What is an IRS Issued Identity Theft PIN (IP PIN)?

Identity Protection Personal Identification Numbers (IP PINs) are typically issued to people who are the victims of identity theft or others whose Social Security numbers may have been compromised through a data breach or other exposure. Some people receive an invitation to apply for an identity theft PIN because the IRS has identified them as potential victims of identity theft. 

The objective of this is to reduce the likelihood that someone successfully files a fraudulent tax return using your Social Security number. It can help confirm that you are the individual who is attempting to file and not someone else.

You can voluntarily request an IP PIN through the Get an IP PIN application on the IRS website. To use this tool, you’ll need to verify your identity by following the instructions in the application. If you cannot successfully verify your identity through the Get an IP PIN tool and your annual income is no more than $72,000, you can file Form 15227, Application for an Identity Protection Personal Identification Number. Those who are ineligible or who can’t verify their identity either online or using Form 15227 should seek assistance with the application process at a Taxpayer Assistance Center. 

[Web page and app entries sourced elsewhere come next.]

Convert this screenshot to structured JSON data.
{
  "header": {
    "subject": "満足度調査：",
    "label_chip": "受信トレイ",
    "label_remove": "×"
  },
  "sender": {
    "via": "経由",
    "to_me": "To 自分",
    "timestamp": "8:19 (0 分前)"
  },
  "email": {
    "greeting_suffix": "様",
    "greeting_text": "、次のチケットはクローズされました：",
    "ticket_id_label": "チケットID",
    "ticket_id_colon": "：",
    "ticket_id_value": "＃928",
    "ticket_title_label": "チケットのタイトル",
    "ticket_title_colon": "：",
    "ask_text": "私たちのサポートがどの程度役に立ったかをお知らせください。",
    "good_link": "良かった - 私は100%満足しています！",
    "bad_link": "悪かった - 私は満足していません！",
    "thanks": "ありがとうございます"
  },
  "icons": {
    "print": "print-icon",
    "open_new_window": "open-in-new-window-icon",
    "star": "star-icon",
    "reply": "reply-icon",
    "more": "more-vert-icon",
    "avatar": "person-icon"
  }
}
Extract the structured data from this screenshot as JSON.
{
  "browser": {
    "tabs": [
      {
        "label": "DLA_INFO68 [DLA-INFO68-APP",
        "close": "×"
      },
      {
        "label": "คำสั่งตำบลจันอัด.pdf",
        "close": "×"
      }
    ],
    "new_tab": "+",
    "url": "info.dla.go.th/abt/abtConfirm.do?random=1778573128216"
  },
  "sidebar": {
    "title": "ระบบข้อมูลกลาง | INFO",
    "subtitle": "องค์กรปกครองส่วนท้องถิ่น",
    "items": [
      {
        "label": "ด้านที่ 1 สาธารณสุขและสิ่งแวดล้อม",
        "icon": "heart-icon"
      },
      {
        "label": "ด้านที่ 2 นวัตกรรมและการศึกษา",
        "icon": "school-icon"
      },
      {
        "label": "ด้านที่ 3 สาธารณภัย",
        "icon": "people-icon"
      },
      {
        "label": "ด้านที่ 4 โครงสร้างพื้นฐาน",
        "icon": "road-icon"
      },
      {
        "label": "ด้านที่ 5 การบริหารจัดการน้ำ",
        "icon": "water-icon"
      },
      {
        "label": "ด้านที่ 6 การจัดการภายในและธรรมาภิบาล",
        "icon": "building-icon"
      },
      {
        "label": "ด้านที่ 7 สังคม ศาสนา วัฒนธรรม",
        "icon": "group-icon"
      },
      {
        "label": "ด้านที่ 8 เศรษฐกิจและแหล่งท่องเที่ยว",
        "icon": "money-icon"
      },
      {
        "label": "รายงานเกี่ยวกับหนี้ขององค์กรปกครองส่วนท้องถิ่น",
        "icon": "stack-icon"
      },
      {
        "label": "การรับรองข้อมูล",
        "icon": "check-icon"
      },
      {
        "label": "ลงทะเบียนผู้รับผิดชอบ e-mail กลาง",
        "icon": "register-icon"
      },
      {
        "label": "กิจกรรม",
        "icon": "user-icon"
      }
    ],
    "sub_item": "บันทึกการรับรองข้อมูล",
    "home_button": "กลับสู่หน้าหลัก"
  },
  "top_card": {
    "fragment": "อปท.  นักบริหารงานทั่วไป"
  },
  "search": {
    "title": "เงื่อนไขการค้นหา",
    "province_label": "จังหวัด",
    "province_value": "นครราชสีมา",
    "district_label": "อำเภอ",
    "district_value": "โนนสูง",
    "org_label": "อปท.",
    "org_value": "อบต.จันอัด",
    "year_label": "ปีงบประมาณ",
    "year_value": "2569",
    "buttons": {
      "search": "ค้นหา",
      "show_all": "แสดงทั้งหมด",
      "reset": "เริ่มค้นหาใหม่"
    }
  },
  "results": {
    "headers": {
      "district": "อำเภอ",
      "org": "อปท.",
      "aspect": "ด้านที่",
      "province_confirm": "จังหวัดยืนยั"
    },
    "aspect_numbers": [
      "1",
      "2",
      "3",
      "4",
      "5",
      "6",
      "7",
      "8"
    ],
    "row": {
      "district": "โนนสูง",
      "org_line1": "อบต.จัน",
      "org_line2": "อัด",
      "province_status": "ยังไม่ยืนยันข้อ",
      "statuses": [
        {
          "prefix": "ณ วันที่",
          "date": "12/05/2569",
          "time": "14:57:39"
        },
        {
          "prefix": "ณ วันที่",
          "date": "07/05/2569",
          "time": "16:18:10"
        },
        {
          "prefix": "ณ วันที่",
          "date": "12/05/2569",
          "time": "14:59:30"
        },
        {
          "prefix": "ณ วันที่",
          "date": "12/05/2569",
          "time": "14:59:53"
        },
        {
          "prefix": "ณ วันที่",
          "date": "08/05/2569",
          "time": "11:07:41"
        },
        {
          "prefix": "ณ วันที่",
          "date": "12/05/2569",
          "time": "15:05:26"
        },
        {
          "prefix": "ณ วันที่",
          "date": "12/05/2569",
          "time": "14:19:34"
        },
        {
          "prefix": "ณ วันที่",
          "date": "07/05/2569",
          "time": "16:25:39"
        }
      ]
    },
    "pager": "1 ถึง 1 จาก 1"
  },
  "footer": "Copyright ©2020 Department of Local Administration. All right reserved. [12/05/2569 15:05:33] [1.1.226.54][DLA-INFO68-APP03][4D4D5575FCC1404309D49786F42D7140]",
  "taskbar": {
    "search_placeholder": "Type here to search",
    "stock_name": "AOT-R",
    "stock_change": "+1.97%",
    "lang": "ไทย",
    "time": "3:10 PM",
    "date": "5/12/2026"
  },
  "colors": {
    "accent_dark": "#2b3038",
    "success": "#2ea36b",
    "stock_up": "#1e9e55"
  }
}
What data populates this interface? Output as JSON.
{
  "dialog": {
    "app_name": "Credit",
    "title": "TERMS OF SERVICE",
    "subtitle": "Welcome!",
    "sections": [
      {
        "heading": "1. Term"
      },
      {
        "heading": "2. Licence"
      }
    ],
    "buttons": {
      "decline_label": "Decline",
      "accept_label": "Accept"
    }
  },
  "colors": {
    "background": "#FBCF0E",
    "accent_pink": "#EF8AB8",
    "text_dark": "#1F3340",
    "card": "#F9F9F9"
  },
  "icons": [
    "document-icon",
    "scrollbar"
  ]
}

If the agency issues you an IP PIN, you will get a CP01A Notice in the mail that includes this unique, 6-digit identifier along with instructions for using it. You must use this number when you e-file your federal tax return using any of the following forms:

  • Form 1040 
  • Form 1040-NR
  • Form 1040-SR
  • Form 1040-PR 
  • Form 1040-SS 

You should use your IP PIN when filing paper returns using those forms as well, but it is not an absolute requirement. If you file using a paper return and do not include your identity theft PIN, it will take longer to process your return while the IRS utilizes additional screenings to ensure that the return is really from you. 

You may need your IP PIN to confirm your identity when you communicate or interact with the IRS. 

If family members or other people who are represented on our tax return have an IP PIN, you must include their number on your return. Do not use your IP PIN for others on your tax return; each IP PIN is tied to a single individual and should only be used to confirm their identity.

If you received an identity theft PIN last year then the IRS will issue a new one for you to use throughout the current tax year. 

If you did not receive your IRS-issued CPA01A Notice assigning a new or updated identity theft PIN or you lost your IP PIN, you can use the Get an IP PIN tool on the irs.gov website to retrieve your current one.